When a line below contains the string "title", show that line.

Dataset rows for apps and sites:
= Beginning of Section =

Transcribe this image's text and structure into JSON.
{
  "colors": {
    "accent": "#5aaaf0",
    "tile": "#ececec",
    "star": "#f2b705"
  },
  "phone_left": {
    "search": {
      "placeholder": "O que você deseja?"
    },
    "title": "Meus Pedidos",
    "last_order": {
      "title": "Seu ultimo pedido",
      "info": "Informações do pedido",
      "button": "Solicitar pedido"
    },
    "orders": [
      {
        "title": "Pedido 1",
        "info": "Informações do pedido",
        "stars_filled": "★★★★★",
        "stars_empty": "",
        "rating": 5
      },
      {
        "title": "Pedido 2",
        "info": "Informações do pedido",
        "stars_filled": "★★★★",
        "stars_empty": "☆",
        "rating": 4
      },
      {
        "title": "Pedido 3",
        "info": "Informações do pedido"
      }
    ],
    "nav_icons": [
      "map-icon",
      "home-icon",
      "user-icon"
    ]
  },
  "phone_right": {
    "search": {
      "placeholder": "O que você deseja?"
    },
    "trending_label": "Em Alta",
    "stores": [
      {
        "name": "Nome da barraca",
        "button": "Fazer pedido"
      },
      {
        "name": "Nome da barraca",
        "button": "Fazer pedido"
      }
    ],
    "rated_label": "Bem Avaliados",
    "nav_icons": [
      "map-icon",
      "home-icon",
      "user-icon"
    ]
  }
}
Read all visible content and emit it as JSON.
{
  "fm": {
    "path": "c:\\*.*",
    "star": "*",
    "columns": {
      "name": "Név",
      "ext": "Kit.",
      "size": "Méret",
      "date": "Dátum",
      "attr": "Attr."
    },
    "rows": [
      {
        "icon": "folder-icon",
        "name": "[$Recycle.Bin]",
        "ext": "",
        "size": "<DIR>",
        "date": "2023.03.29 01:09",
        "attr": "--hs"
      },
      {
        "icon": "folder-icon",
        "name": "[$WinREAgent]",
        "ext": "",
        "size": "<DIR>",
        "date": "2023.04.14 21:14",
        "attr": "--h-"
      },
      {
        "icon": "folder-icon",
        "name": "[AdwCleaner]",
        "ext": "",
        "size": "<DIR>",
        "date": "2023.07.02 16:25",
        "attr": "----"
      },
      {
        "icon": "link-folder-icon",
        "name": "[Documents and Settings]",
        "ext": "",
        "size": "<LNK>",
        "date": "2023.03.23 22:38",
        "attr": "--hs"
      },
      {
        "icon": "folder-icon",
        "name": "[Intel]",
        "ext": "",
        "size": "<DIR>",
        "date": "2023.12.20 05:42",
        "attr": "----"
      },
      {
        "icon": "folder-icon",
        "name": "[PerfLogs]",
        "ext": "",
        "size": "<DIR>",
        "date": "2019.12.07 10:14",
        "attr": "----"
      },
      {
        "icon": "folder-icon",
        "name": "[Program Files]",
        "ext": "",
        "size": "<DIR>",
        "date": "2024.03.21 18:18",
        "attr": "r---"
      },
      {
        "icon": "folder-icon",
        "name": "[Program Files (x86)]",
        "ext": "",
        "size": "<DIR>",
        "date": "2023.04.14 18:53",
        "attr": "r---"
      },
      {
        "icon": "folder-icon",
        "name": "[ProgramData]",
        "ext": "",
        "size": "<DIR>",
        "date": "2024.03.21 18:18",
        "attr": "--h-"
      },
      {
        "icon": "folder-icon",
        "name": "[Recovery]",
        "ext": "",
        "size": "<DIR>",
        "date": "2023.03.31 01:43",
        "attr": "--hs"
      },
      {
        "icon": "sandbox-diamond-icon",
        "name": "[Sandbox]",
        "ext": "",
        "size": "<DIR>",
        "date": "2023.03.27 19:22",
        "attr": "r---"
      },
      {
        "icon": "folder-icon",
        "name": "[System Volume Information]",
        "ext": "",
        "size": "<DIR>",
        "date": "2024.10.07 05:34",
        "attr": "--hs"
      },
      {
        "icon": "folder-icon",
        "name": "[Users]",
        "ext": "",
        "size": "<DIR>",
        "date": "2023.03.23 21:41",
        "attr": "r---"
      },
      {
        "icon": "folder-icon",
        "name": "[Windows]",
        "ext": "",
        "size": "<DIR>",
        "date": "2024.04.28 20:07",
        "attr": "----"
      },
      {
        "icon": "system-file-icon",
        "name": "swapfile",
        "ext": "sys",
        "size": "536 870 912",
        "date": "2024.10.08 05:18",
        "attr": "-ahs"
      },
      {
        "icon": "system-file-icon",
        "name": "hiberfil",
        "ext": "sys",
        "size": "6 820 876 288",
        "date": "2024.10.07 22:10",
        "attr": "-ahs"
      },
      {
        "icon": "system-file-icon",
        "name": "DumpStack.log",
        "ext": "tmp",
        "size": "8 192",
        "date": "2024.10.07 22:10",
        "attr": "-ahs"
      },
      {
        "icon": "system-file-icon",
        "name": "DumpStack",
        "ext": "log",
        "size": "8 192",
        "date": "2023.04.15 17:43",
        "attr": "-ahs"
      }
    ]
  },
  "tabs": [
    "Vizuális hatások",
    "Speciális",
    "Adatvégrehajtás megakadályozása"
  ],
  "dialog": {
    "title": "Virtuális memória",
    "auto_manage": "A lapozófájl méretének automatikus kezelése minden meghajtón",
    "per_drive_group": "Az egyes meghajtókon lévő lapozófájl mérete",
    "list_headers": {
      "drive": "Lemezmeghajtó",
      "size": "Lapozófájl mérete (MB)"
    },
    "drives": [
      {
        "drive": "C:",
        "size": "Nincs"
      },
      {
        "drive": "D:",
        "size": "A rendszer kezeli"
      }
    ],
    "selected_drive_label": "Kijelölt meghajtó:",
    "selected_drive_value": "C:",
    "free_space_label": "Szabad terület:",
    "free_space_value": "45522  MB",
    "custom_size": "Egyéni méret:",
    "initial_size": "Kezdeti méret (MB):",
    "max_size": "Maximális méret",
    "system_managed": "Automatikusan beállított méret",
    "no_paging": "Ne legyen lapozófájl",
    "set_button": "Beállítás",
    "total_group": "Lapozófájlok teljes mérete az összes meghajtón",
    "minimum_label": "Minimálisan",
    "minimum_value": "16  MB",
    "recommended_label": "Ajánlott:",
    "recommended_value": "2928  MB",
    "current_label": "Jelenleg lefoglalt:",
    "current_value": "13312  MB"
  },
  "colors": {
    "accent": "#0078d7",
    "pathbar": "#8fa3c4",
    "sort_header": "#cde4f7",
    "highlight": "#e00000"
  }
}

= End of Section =

▸ **Completed task**:
    "title": "Meus Pedidos",
      "title": "Seu ultimo pedido",
        "title": "Pedido 1",
        "title": "Pedido 2",
        "title": "Pedido 3",
    "title": "Virtuális memória",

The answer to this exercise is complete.